Inspired from a true event, ‘Kuo’s Eyes’, is a 24:48 minutes long film set in the landscapes of Italy, against the backdrop of an abandoned church that creates a befitting theatrical and vintage look for the film.

A 7 year old Kuo lies still on the bed with eyes bandaged. Doctor confirms the worst. The child is fine, but his eyes aren’t. The news leaves his parents utterly dismayed. But, how did this come about? What cost Kuo his eyes? Director-writer-producer O.B. De Alessi bids her time and peels layer by layer, slowly. As the movie proceeds, Alessi reveals about the faceless woman whose ominous presence in the woods spells the trajectory of the film.

The music is a dead giveaway to the genre, but to Alessi’s credit, the suspense is maintained until the very last shot. When the police officer (Christian Bellomo) starts his investigation and meets Kuo’s Aunt (Alessi), suspicions are raised. ‘Kuo’s Eyes’ is a multi-layered film that compels you into thinking beyond its frames…

read full review  on Indie Shorts Mag
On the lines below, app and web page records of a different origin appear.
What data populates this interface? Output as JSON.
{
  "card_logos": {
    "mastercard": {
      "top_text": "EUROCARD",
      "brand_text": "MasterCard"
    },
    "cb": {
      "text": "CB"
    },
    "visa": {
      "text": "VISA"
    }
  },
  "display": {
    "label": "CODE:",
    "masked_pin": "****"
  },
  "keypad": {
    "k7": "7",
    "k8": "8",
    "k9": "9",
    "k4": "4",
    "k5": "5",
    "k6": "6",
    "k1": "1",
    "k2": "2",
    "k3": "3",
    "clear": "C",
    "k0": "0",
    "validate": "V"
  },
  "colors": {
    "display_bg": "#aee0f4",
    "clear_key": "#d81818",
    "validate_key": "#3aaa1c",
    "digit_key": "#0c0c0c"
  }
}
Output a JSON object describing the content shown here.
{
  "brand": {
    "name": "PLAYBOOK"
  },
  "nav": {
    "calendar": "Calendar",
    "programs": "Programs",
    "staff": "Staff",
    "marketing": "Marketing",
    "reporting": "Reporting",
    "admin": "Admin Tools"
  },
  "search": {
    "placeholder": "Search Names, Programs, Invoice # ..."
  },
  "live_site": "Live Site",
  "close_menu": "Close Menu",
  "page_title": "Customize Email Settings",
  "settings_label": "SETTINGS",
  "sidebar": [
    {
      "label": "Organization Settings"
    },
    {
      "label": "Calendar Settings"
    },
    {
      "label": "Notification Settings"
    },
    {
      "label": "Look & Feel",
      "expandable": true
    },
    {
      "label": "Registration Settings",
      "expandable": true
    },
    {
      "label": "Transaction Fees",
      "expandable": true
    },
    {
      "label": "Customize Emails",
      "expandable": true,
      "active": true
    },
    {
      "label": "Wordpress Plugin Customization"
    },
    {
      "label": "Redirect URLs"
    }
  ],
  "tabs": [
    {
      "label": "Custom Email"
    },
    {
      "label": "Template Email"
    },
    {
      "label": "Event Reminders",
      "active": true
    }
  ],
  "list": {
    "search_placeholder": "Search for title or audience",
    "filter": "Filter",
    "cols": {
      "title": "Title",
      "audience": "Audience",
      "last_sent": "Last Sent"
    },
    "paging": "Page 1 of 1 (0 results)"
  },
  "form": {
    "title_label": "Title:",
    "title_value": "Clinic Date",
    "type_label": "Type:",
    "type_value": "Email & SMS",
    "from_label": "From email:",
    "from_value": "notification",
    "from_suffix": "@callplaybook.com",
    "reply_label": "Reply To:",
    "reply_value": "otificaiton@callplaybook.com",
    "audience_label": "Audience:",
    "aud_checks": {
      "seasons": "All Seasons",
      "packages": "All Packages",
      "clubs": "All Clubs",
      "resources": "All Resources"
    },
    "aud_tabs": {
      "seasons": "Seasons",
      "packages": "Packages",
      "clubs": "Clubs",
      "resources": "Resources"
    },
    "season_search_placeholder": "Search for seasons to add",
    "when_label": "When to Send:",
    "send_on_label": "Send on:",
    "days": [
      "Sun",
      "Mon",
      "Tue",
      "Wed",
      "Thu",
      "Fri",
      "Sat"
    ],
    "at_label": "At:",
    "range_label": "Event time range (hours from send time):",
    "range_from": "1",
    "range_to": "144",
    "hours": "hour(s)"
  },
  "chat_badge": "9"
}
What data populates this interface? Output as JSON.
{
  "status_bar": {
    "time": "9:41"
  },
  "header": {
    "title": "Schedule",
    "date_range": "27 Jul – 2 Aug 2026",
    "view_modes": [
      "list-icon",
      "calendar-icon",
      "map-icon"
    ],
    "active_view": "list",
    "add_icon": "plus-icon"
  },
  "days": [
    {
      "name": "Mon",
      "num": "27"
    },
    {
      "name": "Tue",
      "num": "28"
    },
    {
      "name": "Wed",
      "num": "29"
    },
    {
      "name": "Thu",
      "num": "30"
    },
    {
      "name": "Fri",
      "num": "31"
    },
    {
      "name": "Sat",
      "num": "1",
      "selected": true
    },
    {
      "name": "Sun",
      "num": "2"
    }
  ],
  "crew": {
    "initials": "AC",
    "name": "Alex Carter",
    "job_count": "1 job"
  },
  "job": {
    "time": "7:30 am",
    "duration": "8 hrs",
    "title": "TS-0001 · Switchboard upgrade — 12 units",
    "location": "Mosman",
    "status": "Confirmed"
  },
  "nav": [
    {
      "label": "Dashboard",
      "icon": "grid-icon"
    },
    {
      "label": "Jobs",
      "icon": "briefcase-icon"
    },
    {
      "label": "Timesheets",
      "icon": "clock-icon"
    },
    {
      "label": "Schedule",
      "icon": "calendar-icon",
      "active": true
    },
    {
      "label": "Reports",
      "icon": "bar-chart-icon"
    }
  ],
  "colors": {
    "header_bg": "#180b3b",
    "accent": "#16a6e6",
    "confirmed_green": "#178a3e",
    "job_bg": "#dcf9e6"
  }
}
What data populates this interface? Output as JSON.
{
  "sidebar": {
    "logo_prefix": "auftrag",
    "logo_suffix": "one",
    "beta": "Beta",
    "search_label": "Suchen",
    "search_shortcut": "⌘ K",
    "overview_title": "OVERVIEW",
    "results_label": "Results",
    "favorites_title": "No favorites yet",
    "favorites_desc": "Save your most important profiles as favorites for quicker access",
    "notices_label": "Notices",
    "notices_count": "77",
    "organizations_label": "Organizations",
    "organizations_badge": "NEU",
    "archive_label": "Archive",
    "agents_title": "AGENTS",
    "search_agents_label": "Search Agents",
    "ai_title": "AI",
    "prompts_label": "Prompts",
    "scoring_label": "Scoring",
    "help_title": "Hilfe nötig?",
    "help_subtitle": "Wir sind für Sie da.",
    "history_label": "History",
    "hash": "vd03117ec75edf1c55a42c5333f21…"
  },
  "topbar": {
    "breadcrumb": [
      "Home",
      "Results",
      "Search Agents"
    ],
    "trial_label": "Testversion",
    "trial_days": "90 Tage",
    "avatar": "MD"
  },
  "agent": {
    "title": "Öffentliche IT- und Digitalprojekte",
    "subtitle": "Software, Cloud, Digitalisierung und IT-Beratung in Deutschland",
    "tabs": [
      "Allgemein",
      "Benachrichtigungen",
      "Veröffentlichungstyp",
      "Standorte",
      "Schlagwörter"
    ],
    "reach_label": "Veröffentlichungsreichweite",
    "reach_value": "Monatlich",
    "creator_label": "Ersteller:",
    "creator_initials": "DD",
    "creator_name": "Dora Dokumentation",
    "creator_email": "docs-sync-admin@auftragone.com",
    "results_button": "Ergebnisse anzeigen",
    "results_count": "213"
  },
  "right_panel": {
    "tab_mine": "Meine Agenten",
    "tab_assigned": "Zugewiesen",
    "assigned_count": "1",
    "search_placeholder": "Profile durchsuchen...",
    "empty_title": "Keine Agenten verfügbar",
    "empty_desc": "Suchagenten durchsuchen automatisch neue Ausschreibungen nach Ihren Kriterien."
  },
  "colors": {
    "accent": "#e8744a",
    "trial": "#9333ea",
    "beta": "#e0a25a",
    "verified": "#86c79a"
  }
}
“Having recently been exhibited for the first time at The Living Art Museum, Iceland, Italian Artist O.B. De Alessi’s short film ‘Kuo’s Eyes’ has so far only been observed by a few. I felt incredibly lucky that she offered to show it to me long before any further release.

I have been following De Alessi’s work for a few years now, namely her haunting, monochrome illustrations of children, who reside within the spooky visual narratives that it is left up to the audience to conjure.
The drawings in her zines, ‘I Murder So That I May Come Back’ and ‘Theme Of Sadness’ (Kiddiepunk press) are concerned neither with the thought, nor the event itself, but the space – or rather, the feelings, between worlds.
It is within a liminal state that we are invited to build a narrative around the children’s’ expressive, often scowling faces, and it is they whom set the mood for each piece.

Kuo’s Eyes is her latest dreamlike creation, with husband & Artist/Filmmaker, Michael Salerno as Director Of Photography. The film seems to bring her beautifully unsettling drawings to life, along with a suitably unnerving soundtrack.

It’s interesting to see a saturated, colour version of her worlds within worlds; it’s almost as if her illustrations, although monochrome pencil drawings, evoke a similar colour palette. The blues and greys of the crumbling plaster walls on set resemble De Alessi’s pencil shading techniques, whilst other scenarios utilise the vivid, blood red I feel like I’ve seen in her monochrome work.
Red is the colour of many things here; from the ball a boy plays with, to the stains on his bandaged eyes as he lies recovering from a situation as yet unrealised in the opening scene.

“I’m looking for my eyes, do you know where they are?” Asks Kuo, a young boy of around seven years of age.

What has happened to Kuo’s eyes? We are taken on a journey which feels like the tension just before something truly integral snaps, to find out. But the moment is drawn out for the length of the film; like the last moment before waking from a particularly unsettling dream.
Some of the imagery stirs a kind of strange esoteric symbolism via De Alessi’s use of colour and props; like someone is putting us in a hypnotic state so that we may rediscover something long forgotten, through signs and prophetic visions, as if it were too traumatic to remember all at once.

In what seems like a flashback to just before Kuo lies bandaged, we see what appears to be a sinister blonde woman in a purple dress, with no face, hiding amongst Kuo’s mother’s drying sheets. Her hands are bright red.

Though it utilises colours such as red in its symbolism, De Alessi’s film does not rely on an overdose of sudden scares or excessive blood, but rather the brooding suggestion of something hidden in the feeling in between. However unsettling, an air of innocence and gentleness pervades throughout. For instance, Kuo carries with him an ally in his favourite stuffed animal, a furry, black, bat-like creature with glowing eyes. I felt as though I were a child at play in a world of his own creation; protected by my stuffed animal friend, yet terrified of harm coming to him. As if from within my own imagined dream.

And so, we follow the child as events unfold within a feeling.
The focus shifts from child to adult and back again throughout and these differing perspectives are perceived by the adult viewer. It would be interesting to know what a child would make of it, too.
It has a magical/otherworldly feel, like the strangest fairy tale. Perhaps De Alessi is suggesting that becoming an adult is in many ways like feeling our way in the dark, as Kuo must do, on his journey of discovery with it’s inevitable pitfalls, while at the same time we are reminded by De Alessi herself on screen (she plays Kuo’s Aunt) that it would be great to remain a child.

I wonder whether the entire film was intended to be perceived as being observed from within a liminal state; it was as if by watching it, I’d dreamed as somebody else, perhaps as O.B. De Alessi.”




Writer DENNIS COOPER mentions Kuo’s Eyes in his list of favourite films of 2016!

Read about it on his blog